South Korea offers military, Red Cross talks with DPRK

Elias Hubbard
July 17, 2017

Moon has said he will use both dialogue and pressure to resolve the standoff over North Korea's nuclear and missile programs. Ruler Kim Jong-Un has said he would not give up nuclear ambitions until the U.S. ceases its hostility towards Pyongyang. Given the "comprehensive" nature of the talks, the headstrong regime may also bring up South Korea-US joint military drills, the dispatch of US strategic assets, the deployment of the US' Terminal High Altitude Area Defense here, and other issues from which Seoul could not budge.

He also offered to hold reunions of families torn apart by the war on October 4, Korea's lunar fall harvest holiday and the 10th anniversary of the second inter-Korean summit.

If held, it would be the first high-level talks between the Koreas since December 2015, when the sides met in a failed effort to build on an agreement to end an armed border confrontation in the fall of that year.

South Korea on Monday offered talks with North Korea to ease animosities along their tense border and resume reunions of families separated by their war in the 1950s.

Seoul wants to have the meeting at Tongilgak, a North Korean building in the truce village of Panmunjom, the South Korean Ministry of National Defence said on Monday (17 July). Three people, including the general secretary of the Korean Red Cross, would attend the August 1 discussions if they are given the green light, the group said in its statement.

Iron ore imports from North Korea surged, with China arguing that the United Nations sanctions resolution allows for trade if the income is used for the livelihood of civilians.
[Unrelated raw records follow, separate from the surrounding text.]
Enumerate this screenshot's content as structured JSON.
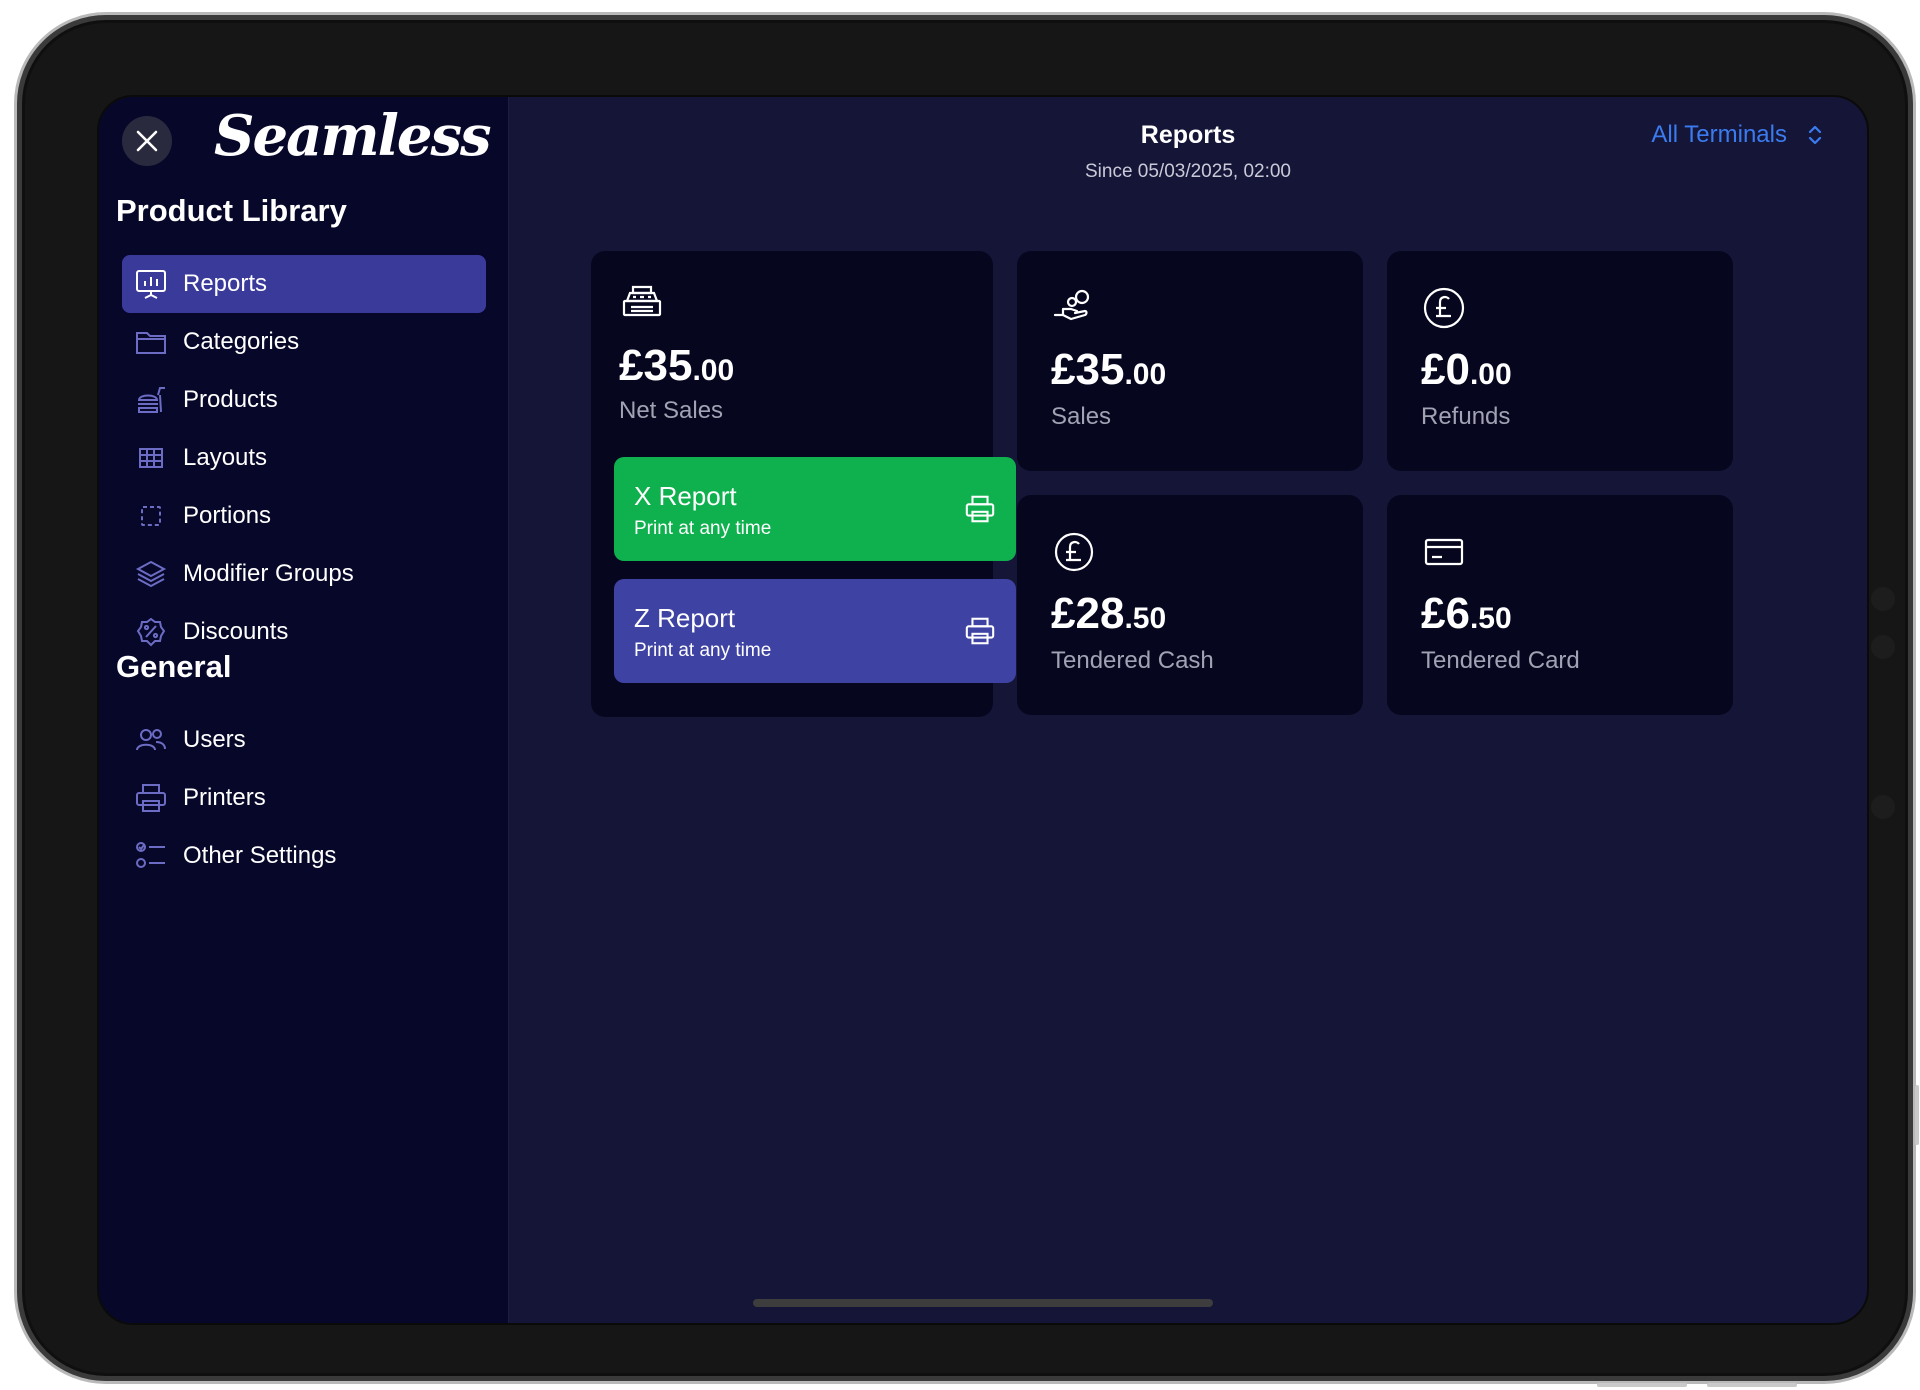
{
  "app": {
    "logo": "Seamless"
  },
  "sidebar": {
    "section_product": "Product Library",
    "product_items": [
      {
        "label": "Reports",
        "icon": "presentation-chart-icon",
        "active": true
      },
      {
        "label": "Categories",
        "icon": "folder-icon"
      },
      {
        "label": "Products",
        "icon": "fast-food-icon"
      },
      {
        "label": "Layouts",
        "icon": "table-icon"
      },
      {
        "label": "Portions",
        "icon": "portion-frame-icon"
      },
      {
        "label": "Modifier Groups",
        "icon": "layers-icon"
      },
      {
        "label": "Discounts",
        "icon": "percent-badge-icon"
      }
    ],
    "section_general": "General",
    "general_items": [
      {
        "label": "Users",
        "icon": "users-icon"
      },
      {
        "label": "Printers",
        "icon": "printer-icon"
      },
      {
        "label": "Other Settings",
        "icon": "settings-list-icon"
      }
    ]
  },
  "header": {
    "title": "Reports",
    "subtitle": "Since 05/03/2025, 02:00",
    "terminal_select": "All Terminals"
  },
  "cards": {
    "net_sales": {
      "currency": "£",
      "whole": "35",
      "fraction": ".00",
      "label": "Net Sales",
      "icon": "cash-register-icon"
    },
    "sales": {
      "currency": "£",
      "whole": "35",
      "fraction": ".00",
      "label": "Sales",
      "icon": "hand-coins-icon"
    },
    "refunds": {
      "currency": "£",
      "whole": "0",
      "fraction": ".00",
      "label": "Refunds",
      "icon": "pound-coin-icon"
    },
    "tendered_cash": {
      "currency": "£",
      "whole": "28",
      "fraction": ".50",
      "label": "Tendered Cash",
      "icon": "pound-coin-icon"
    },
    "tendered_card": {
      "currency": "£",
      "whole": "6",
      "fraction": ".50",
      "label": "Tendered Card",
      "icon": "credit-card-icon"
    }
  },
  "reports": {
    "x": {
      "title": "X Report",
      "subtitle": "Print at any time",
      "color": "#0fb14e"
    },
    "z": {
      "title": "Z Report",
      "subtitle": "Print at any time",
      "color": "#3e43a3"
    }
  },
  "colors": {
    "accent": "#3a3a9a",
    "link": "#3b7bf0",
    "sidebar_bg": "#07072a",
    "main_bg": "#151537",
    "card_bg": "#06061f"
  }
}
Analysts say South Korea may be willing to suspend loudspeaker broadcasts at the border that are highly critical of the North Korean leader to re-establish contact.

He said that Seoul will "was not the collapse of the North or the unification through absorption of the North", and urged Pyongyang to re-establish the channels of communication inter-Korean.

Seoul's Unification Ministry says these latest proposals are in line with President Moon Jae-in's dual track policy to pursue both engagement with the Kim Jong Un government while also supporting USA led sanctions to pressure Pyongyang to halt its nuclear and ballistic missiles programs.

"But I'm not sure if North/South Korea dialogue could be an important trigger point that could change the mood", he said. Both sides moved to take down loudspeakers and halt all propaganda broadcasts after the agreement, but the broadcasts were resumed under the Park Geun-hye administration in January 2016 following North Korea's fourth nuclear test.

"[We] hope the DPRK Red Cross Society will respond to our suggestion through the liaison office of the South and North Korean Red Cross in Panmunjom", Kim said. The conflict concluded with an armistice rather than a peace treaty and the two Koreas are still technically at war, so that cross-border communications, letters or telephone calls are prohibited.

"We can never allow a war on the Korean Peninsula ever again". "We also hope that the global community will understand and support constructive efforts of both parties".

Other reports by Click Lancashire

Discuss This Article